People from College of Education and Human Services make conference presentation on proposed five-year teacher prep program

April 14, 2011

Longwood University

A recent presentation at a national conference highlighted the work by a College of Education and Human Services committee that is developing a five-year teacher preparation program.

The presentation at the 63rd Annual Meeting of the American Association of Colleges of Teacher Education, in San Diego, focused on the process by which the committee, which has met for about two years, is developing a bachelor's/master's degree program for liberal studies majors in elementary education and middle school education. Members of the committee are Alissa Baldwin, assistant director of professional services; Dr. Chris Jones, associate professor of education; Dr. David Locascio, associate professor and middle school education coordinator; Dr. Pat Lust, director of the Liberal Studies program; Dr. Nancy Powers, assistant professor of education and elementary education coordinator; and Dr. Peggy Tarpley, chair of the Department of Education and Special Education.

In the proposed program, which would replace the current four-year program, students would earn a bachelor's degree and a master's after five years. The committee has developed a model based on the "residency" concept, similar to the medical residency that aspiring doctors undergo.

In this model, prospective teachers will work collaboratively with Longwood professors, professional in-class coaches, and public school teachers. This approach will enable prospective teachers to refine necessary skills in an actual classroom while receiving ongoing feedback.

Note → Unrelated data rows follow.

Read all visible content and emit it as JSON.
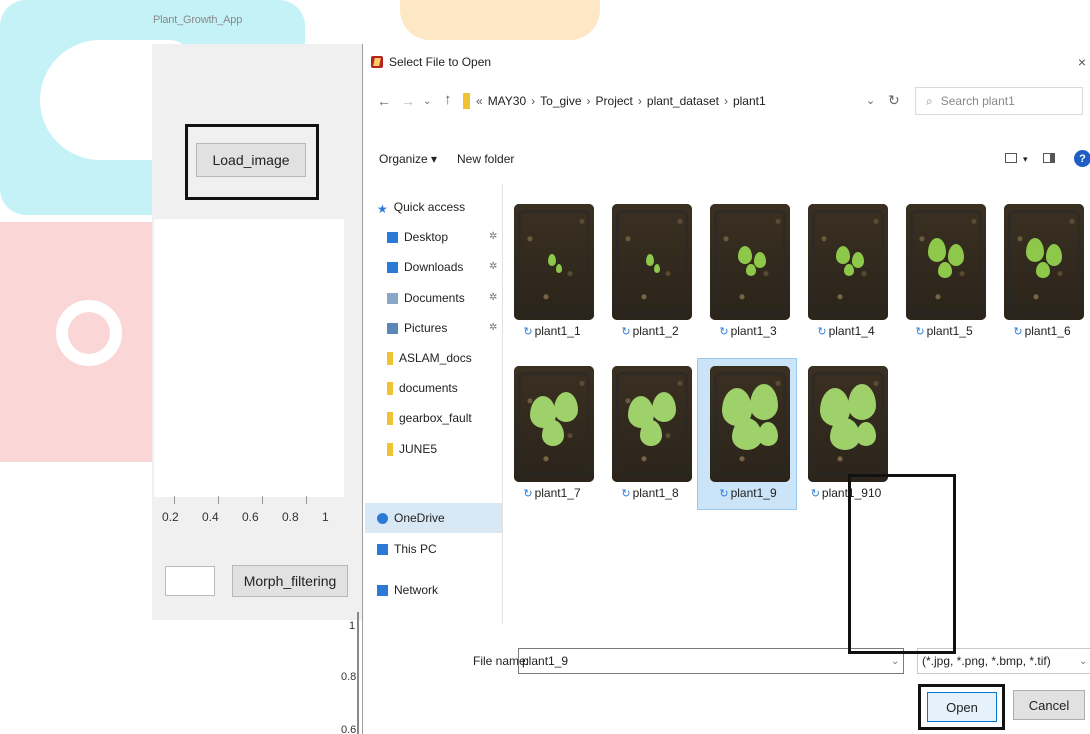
{
  "app": {
    "title": "Plant_Growth_App",
    "load_button": "Load_image",
    "morph_button": "Morph_filtering",
    "x_ticks": [
      "0.2",
      "0.4",
      "0.6",
      "0.8",
      "1"
    ],
    "y_ticks": [
      "1",
      "0.8",
      "0.6"
    ]
  },
  "dialog": {
    "title": "Select File to Open",
    "close_glyph": "×",
    "path": [
      "MAY30",
      "To_give",
      "Project",
      "plant_dataset",
      "plant1"
    ],
    "path_overflow": "«",
    "search_placeholder": "Search plant1",
    "organize_label": "Organize ▾",
    "new_folder_label": "New folder",
    "sidebar": [
      {
        "label": "Quick access",
        "icon": "star-icon",
        "color": "#2b7bd6",
        "pinned": false
      },
      {
        "label": "Desktop",
        "icon": "desktop-icon",
        "color": "#2b7bd6",
        "pinned": true
      },
      {
        "label": "Downloads",
        "icon": "download-icon",
        "color": "#2b7bd6",
        "pinned": true
      },
      {
        "label": "Documents",
        "icon": "documents-icon",
        "color": "#8aa7c9",
        "pinned": true
      },
      {
        "label": "Pictures",
        "icon": "pictures-icon",
        "color": "#5a86b8",
        "pinned": true
      },
      {
        "label": "ASLAM_docs",
        "icon": "folder-icon",
        "color": "#f1c232",
        "pinned": false
      },
      {
        "label": "documents",
        "icon": "folder-icon",
        "color": "#f1c232",
        "pinned": false
      },
      {
        "label": "gearbox_fault",
        "icon": "folder-icon",
        "color": "#f1c232",
        "pinned": false
      },
      {
        "label": "JUNE5",
        "icon": "folder-icon",
        "color": "#f1c232",
        "pinned": false
      },
      {
        "label": "OneDrive",
        "icon": "cloud-icon",
        "color": "#2b7bd6",
        "pinned": false
      },
      {
        "label": "This PC",
        "icon": "computer-icon",
        "color": "#2b7bd6",
        "pinned": false
      },
      {
        "label": "Network",
        "icon": "network-icon",
        "color": "#2b7bd6",
        "pinned": false
      }
    ],
    "pin_glyph": "✲",
    "sync_glyph": "↻",
    "files": [
      {
        "name": "plant1_1",
        "leaf_size": 1
      },
      {
        "name": "plant1_2",
        "leaf_size": 1
      },
      {
        "name": "plant1_3",
        "leaf_size": 2
      },
      {
        "name": "plant1_4",
        "leaf_size": 2
      },
      {
        "name": "plant1_5",
        "leaf_size": 3
      },
      {
        "name": "plant1_6",
        "leaf_size": 3
      },
      {
        "name": "plant1_7",
        "leaf_size": 4
      },
      {
        "name": "plant1_8",
        "leaf_size": 4
      },
      {
        "name": "plant1_9",
        "leaf_size": 5,
        "selected": true
      },
      {
        "name": "plant1_910",
        "leaf_size": 5
      }
    ],
    "file_name_label": "File name:",
    "file_name_value": "plant1_9",
    "filter_value": "(*.jpg, *.png, *.bmp, *.tif)",
    "open_label": "Open",
    "cancel_label": "Cancel"
  }
}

The presentation at the AACTE conference, "Moving From Good to Great: How Longwood University is Transforming its Traditional Teaching Preparation Program Into a Five-Year Residency Model," was given Feb. 25 by four of the committee members. In the Longwood presentation, the residency model was called a "delivery model that allows teacher education candidates to bridge the gap between theory and practice by providing them with authentic placements to practice and develop the knowledge, skills and dispositions they need in order to be an effective professional educator."

"This would be kind of groundbreaking," said Locascio. "In the fifth year, the student would be under the guidance of a professor, assigned to a school division and working in an authentic classroom while taking courses. Our presentation was well-received. Longwood's proposed residency master's degree program is much more ambitious, comprehensive, and internally sustainable than initiatives at other institutions."

A key component of Longwood's residency model, Jones said, is that it is "reverse-engineered - where do we want our students to go, and what do we need to do to get them there?"

Longwood annually graduates about 120 students in these two programs, which account for between 60 and 70 percent of the university's students in teacher preparation.